Cuts in state funds and decreases in the value of UVA’s endowment have led to some belt-tightening on Grounds during the current economic turmoil, but University officials say the situation will be weathered in the same manner as past downturns. “Public universities are subject to the same exaggerated up-cycles and down-cycles that have affected almost all public entities during the last half-century,” President John T. Casteen III wrote in a letter to alumni.

Gov. Timothy Kaine announced cuts in October and December—the first amounting to $10.6 million, the second $12.4 million—that the University would have to absorb as part of a larger effort to meet revenue shortfalls in Virginia. The total of the two cuts equals a reduction of 15 percent of the state’s $160 million allocation to UVA’s $2 billion budget.

Casteen says the cuts came as no surprise and will not affect the University’s essential functions.

“In bad times, we protect our core work of teaching, conducting research, providing best-practice care for patients and providing public service,” he says.

The state cuts meant that a 2 percent salary increase that was scheduled to go into effect on Nov. 25 was deferred. Casteen assured employees, however, that layoffs are not planned.

“Layoffs have never been a part of our strategies when faced with budget cuts,” he wrote in an e-mail to members of the University community. A Web site,, has been set up to provide information about the effects of the cuts.

Leonard W. Sandridge, executive vice president and chief operating officer of the University, said UVA is doubling efforts to improve efficiency. “We are looking at the consolidation of units that have similar responsibilities. We are deferring our discretionary expenses, and we are managing [and reducing] our workforce through attrition.The loss in value of the University’s endowment coincides with the downturn in global equity markets. Managed by the University of Virginia Investment Management Co. (UVIMCO), the long-term pool decreased from $5.1 billion on June 30 to $3.9 billion on Dec. 31. That represents a 23.5 percent decrease, compared with a 29.5 percent decline in the S&P 500.

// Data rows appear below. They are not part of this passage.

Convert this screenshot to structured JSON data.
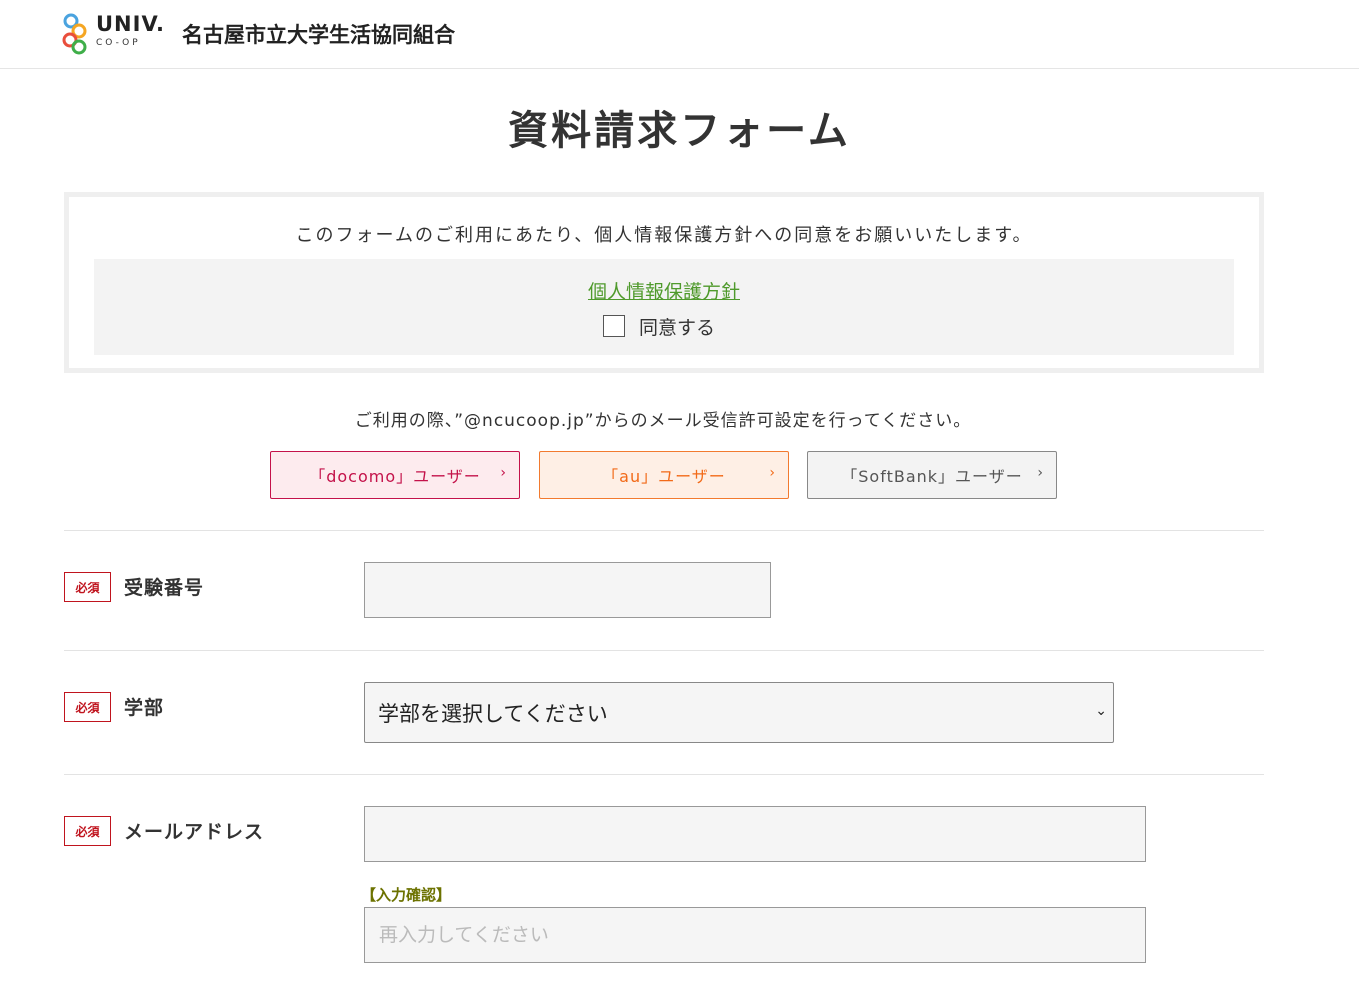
{
  "header": {
    "logo_text": "UNIV.",
    "logo_sub": "CO-OP",
    "org_name": "名古屋市立大学生活協同組合"
  },
  "page_title": "資料請求フォーム",
  "consent": {
    "message": "このフォームのご利用にあたり、個人情報保護方針への同意をお願いいたします。",
    "policy_link": "個人情報保護方針",
    "agree_label": "同意する"
  },
  "mail_note": "ご利用の際、”@ncucoop.jp”からのメール受信許可設定を行ってください。",
  "carriers": [
    {
      "label": "「docomo」ユーザー"
    },
    {
      "label": "「au」ユーザー"
    },
    {
      "label": "「SoftBank」ユーザー"
    }
  ],
  "required_badge": "必須",
  "fields": {
    "exam_number": {
      "label": "受験番号",
      "value": ""
    },
    "faculty": {
      "label": "学部",
      "selected": "学部を選択してください"
    },
    "email": {
      "label": "メールアドレス",
      "value": "",
      "confirm_label": "【入力確認】",
      "confirm_placeholder": "再入力してください"
    }
  },
  "colors": {
    "required": "#c0141e",
    "link_green": "#4f9a2c",
    "docomo": "#c4124a",
    "au": "#f26a18",
    "softbank": "#555555"
  }
}
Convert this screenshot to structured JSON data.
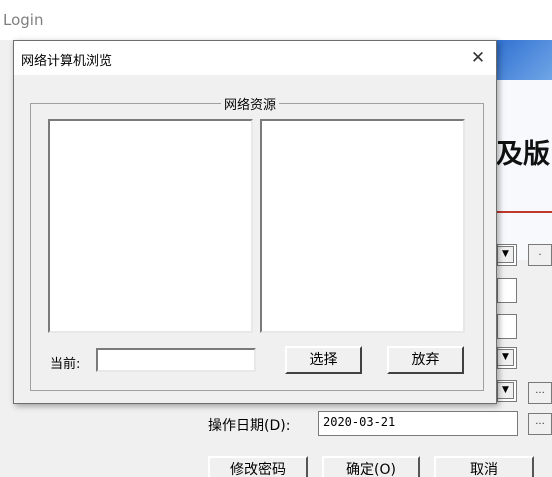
{
  "login_window": {
    "title": "Login",
    "banner_text": "及版",
    "date_label": "操作日期(D):",
    "date_value": "2020-03-21",
    "buttons": {
      "change_password": "修改密码",
      "ok": "确定(O)",
      "cancel": "取消"
    }
  },
  "dialog": {
    "title": "网络计算机浏览",
    "close_icon": "close-icon",
    "group_title": "网络资源",
    "current_label": "当前:",
    "current_value": "",
    "select_button": "选择",
    "abandon_button": "放弃"
  }
}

Sandridge said UVIMCO has sufficient liquid assets to cover its obligations and that UVA’s building program has not been curtailed.

“We benefit from a very diverse set of revenue sources that stabilizes our institution in times such as this,” Sandridge said in an open letter about the endowment.

Last June, University officials approved an increase in the annual distribution of the endowment from 4.5 to 5 percent. That action made $161 million available for operating expenses in the current fiscal year.

Sandridge says the University’s experience in previous downturns enables it to ensure long-term stability. “We have seen economic instability in the past, managed through it and emerged stronger,” he says.